To determine your ad position or even if your ads should show Google Ads uses a value called Ad Rank.
In general, higher ranking ads get higher CTR (Click through rate).
How Ad Rank is calculated on the Search Network
Your ad rank is calculated by your CPC (Cost per click) bid multiplied by your Quality Score.
However, at a high level, Ad Rank is also impacted by these factors:
– The landing page experience.
– The expected CTR (Click through rate).
– The ad relevance.
– Your bid – a higher bid can help to win the auction.
– The context of the person’s search – the person’s location at the time of the search, the type of device they’re using (e.g., mobile or desktop), the time of the search, the nature of the search terms, other ads and search results that show on the page, and other user signals and attributes.
– Ad extensions and other ad formats.
– The Ad Rank thresholds – A minimum thresholds for an ad to show.
For your ad to rank #1, you need a high Quality Score and eligibility, as only high quality ads can appear on the top slot.
Your Ad Rank is recalculated each time your ad is eligible to appear and to compete in an auction.
Position – the relative position of your ad in relation to other ads on the result page
The example below shows GOOGLE wins position number 1, despite Advertiser 3 bidding the same, and Advertiser 4 bidding even higher.
This is because GOOGLE’s Quality Score is higher than Advertiser 3 and Advertiser 4.
How to optimise the Quality Score
Quality Score optimisations for Search campaigns
Quality Score optimisations for Display campaigns
How Ad Rank is calculated on the Display Network
Similarly to the Search Network ads are ranked based on your CPC (Cost per click) bid and Quality Score.
Differences between the Display Network ad auction and the Google Ads auction
– You’ll pay what’s required to rank higher than the next best ad position only for incremental clicks that you get from being in the current position.
– You’ll pay the price that you’d have for the next best ad position for the rest of the clicks.
– You may pay an additional service fee for ads that use audience targeting.

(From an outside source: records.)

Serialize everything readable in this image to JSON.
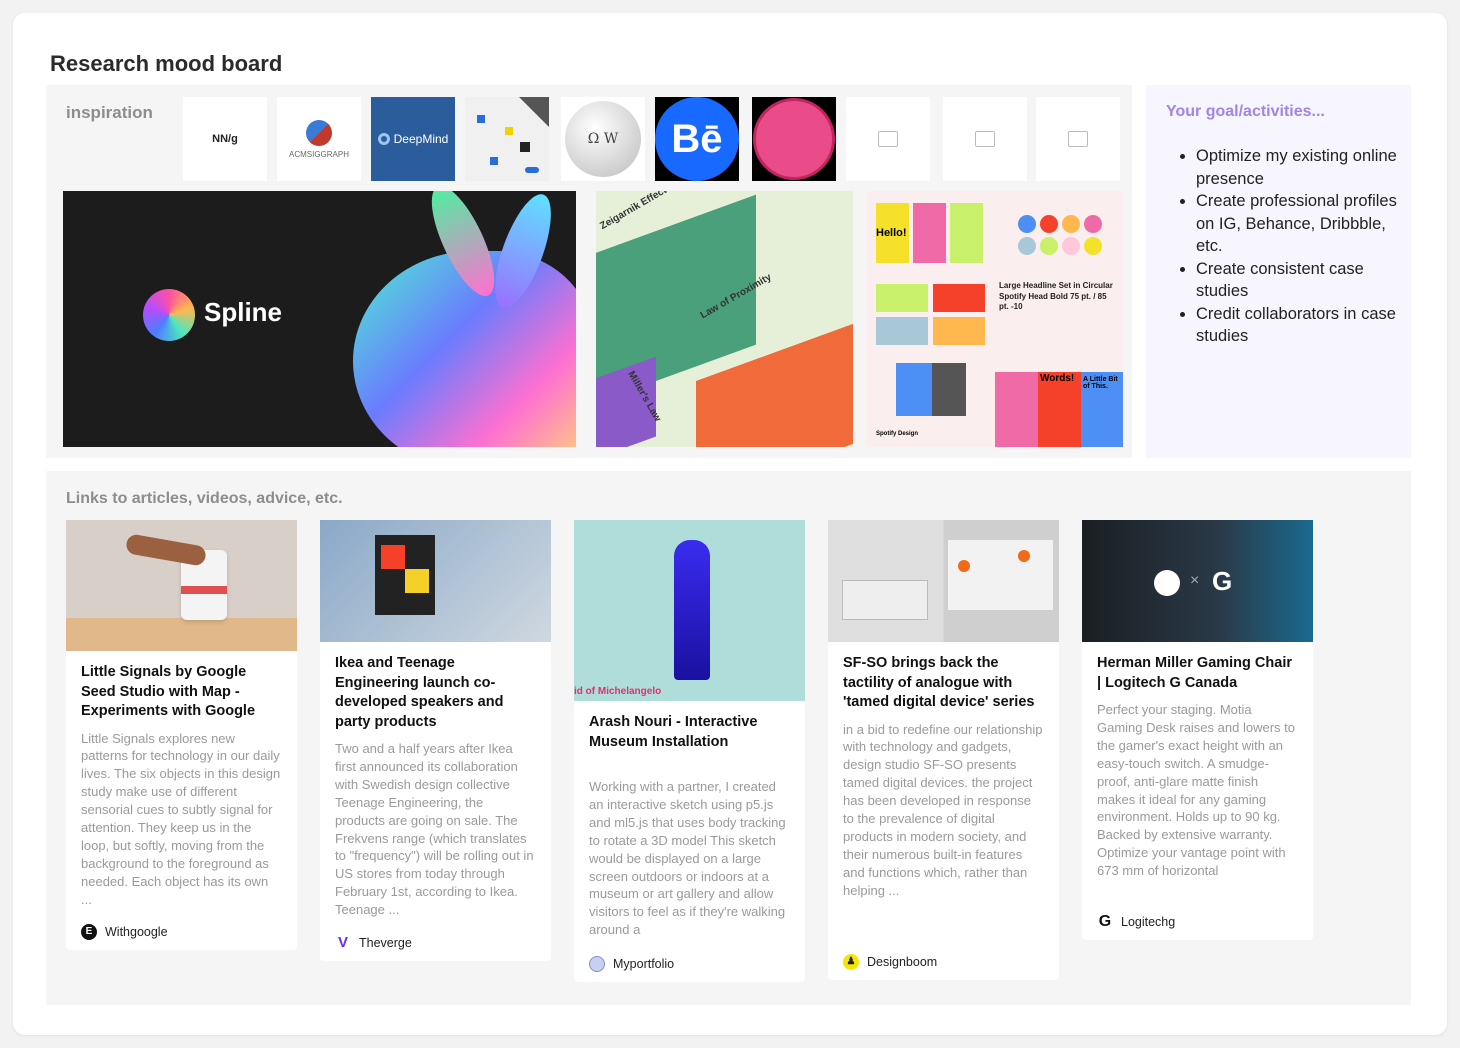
{
  "title": "Research mood board",
  "inspiration": {
    "label": "inspiration",
    "thumbnails": [
      {
        "name": "nng-logo",
        "text": "NN/g"
      },
      {
        "name": "acm-siggraph-logo",
        "text": "ACMSIGGRAPH"
      },
      {
        "name": "deepmind-logo",
        "text": "DeepMind"
      },
      {
        "name": "keyboard-photo",
        "text": ""
      },
      {
        "name": "wikipedia-logo",
        "text": ""
      },
      {
        "name": "behance-logo",
        "text": "Bē"
      },
      {
        "name": "dribbble-logo",
        "text": ""
      },
      {
        "name": "image-placeholder",
        "text": ""
      },
      {
        "name": "image-placeholder",
        "text": ""
      },
      {
        "name": "image-placeholder",
        "text": ""
      }
    ],
    "spline_text": "Spline",
    "gestalt_labels": [
      "Law of Proximity",
      "Miller's Law",
      "Zeigarnik Effect"
    ],
    "spotify": {
      "hello": "Hello!",
      "headline": "Large Headline Set in Circular Spotify Head Bold 75 pt. / 85 pt. -10",
      "words": "Words!",
      "little_bit": "A Little Bit of This.",
      "brand": "Spotify Design"
    }
  },
  "goals": {
    "heading": "Your goal/activities...",
    "items": [
      "Optimize my existing online presence",
      "Create professional profiles on IG, Behance, Dribbble, etc.",
      "Create consistent case studies",
      "Credit collaborators in case studies"
    ]
  },
  "links": {
    "label": "Links to articles, videos, advice, etc.",
    "cards": [
      {
        "title": "Little Signals by Google Seed Studio with Map - Experiments with Google",
        "desc": "Little Signals explores new patterns for technology in our daily lives. The six objects in this design study make use of different sensorial cues to subtly signal for attention. They keep us in the loop, but softly, moving from the background to the foreground as needed. Each object has its own ...",
        "source": "Withgoogle"
      },
      {
        "title": "Ikea and Teenage Engineering launch co-developed speakers and party products",
        "desc": "Two and a half years after Ikea first announced its collaboration with Swedish design collective Teenage Engineering, the products are going on sale. The Frekvens range (which translates to \"frequency\") will be rolling out in US stores from today through February 1st, according to Ikea. Teenage ...",
        "source": "Theverge"
      },
      {
        "title": "Arash Nouri - Interactive Museum Installation",
        "desc": "Working with a partner, I created an interactive sketch using p5.js and ml5.js that uses body tracking to rotate a 3D model This sketch would be displayed on a large screen outdoors or indoors at a museum or art gallery and allow visitors to feel as if they're walking around a",
        "source": "Myportfolio",
        "image_caption": "id of Michelangelo"
      },
      {
        "title": "SF-SO brings back the tactility of analogue with 'tamed digital device' series",
        "desc": "in a bid to redefine our relationship with technology and gadgets, design studio SF-SO presents tamed digital devices. the project has been developed in response to the prevalence of digital products in modern society, and their numerous built-in features and functions which, rather than helping ...",
        "source": "Designboom"
      },
      {
        "title": "Herman Miller Gaming Chair | Logitech G Canada",
        "desc": "Perfect your staging. Motia Gaming Desk raises and lowers to the gamer's exact height with an easy-touch switch. A smudge-proof, anti-glare matte finish makes it ideal for any gaming environment. Holds up to 90 kg. Backed by extensive warranty. Optimize your vantage point with 673 mm of horizontal",
        "source": "Logitechg"
      }
    ]
  },
  "colors": {
    "accent": "#a184e8",
    "panel": "#f5f5f5",
    "goals_bg": "#f7f6fe"
  }
}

In such cases, your maximum bid is reduced before the auction and the fee is added to the closing auction price.
At a high level, think of Ad Rank as having six factors:
- Your bid – When you set your bid, you’re telling Google Ads the maximum amount that you’re willing to pay for a click on your ad. How much you actually end up paying is often less, and you can change your bid at any time.
- The quality of your ads and landing page – Google Ads also looks at how relevant and useful your ad and the website it links to are to the person who’ll see it. Our assessment of the quality of your ad is summarised in your Quality Score, which you can monitor – and work to improve – in your Google Ads account.
- The Ad Rank thresholds – To help ensure high quality ads, we set minimum thresholds that an ad must achieve to show.
- The competitiveness of an auction – If two ads competing for the same position have similar ad ranks, each will have a similar opportunity to win that position. As the gap in ad rank between two advertisers’ ads grows, the higher-ranking ad will be more likely to win but also may pay a higher cost per click for the benefit of the increased certainty of winning.
- The context of the person’s search – With the ad auction, context matters. When calculating Ad Rank, we look at the search terms that the person has entered, the person’s location at the time of the search, the type of device that they’re using (e.g. mobile or desktop), the time of the search, the nature of the search terms, other ads and search results that show on the page and other user signals and attributes.
- The expected impact from your ad extensions and other ad formats – When you create your ad, you have the option to add additional information to your ad, such as a phone number, or more links to specific pages on your site. These are called ad extensions. Google Ads estimates how extensions and other ad formats you use will impact your ad’s performance.
Here’s a simplified example of how Ad Rank works. It doesn’t account for all of the factors discussed above, but instead aims to give you a high-level overview of our algorithms:
Assume five advertisers are competing for a maximum of four ad positions above search results on the Google search results page. The respective Ad Rank of each of the advertisers is, say, 80, 50, 30, 10 and 5.
If the minimum Ad Rank necessary to show above the search results is, say, 40, only the first two advertisers (with Ad Ranks of 80 and 50) exceed the minimum and show above the search results.
If the minimum Ad Rank necessary to show below the search results is 8, then two of the three remaining advertisers (with Ad Ranks of 30 and 10) will show beneath the search results. The advertiser with an Ad Rank of 5 didn’t meet the minimum Ad Rank and so won’t show at all.
For top and absolute top metrics, the advertiser with an Ad Rank of 80 (in the first position above the results) will have 1 impression counting both for top and absolute top, the advertiser with Ad Rank of 50 (in the second position above the search results) will have 1 impression on top, and the advertiser with an Ad Rank of 30 (in the first position below the search results) will have 0 impressions on top or absolute top, same as the advertiser with an Ad Rank of 10 (in the second position below search results).
To improve your share of the top and absolute top location on the search result page, you can:
- Improve the quality of your ads and landing page experience
- Increase your bid
Extract from my Book ‘Making Google Ads Work’.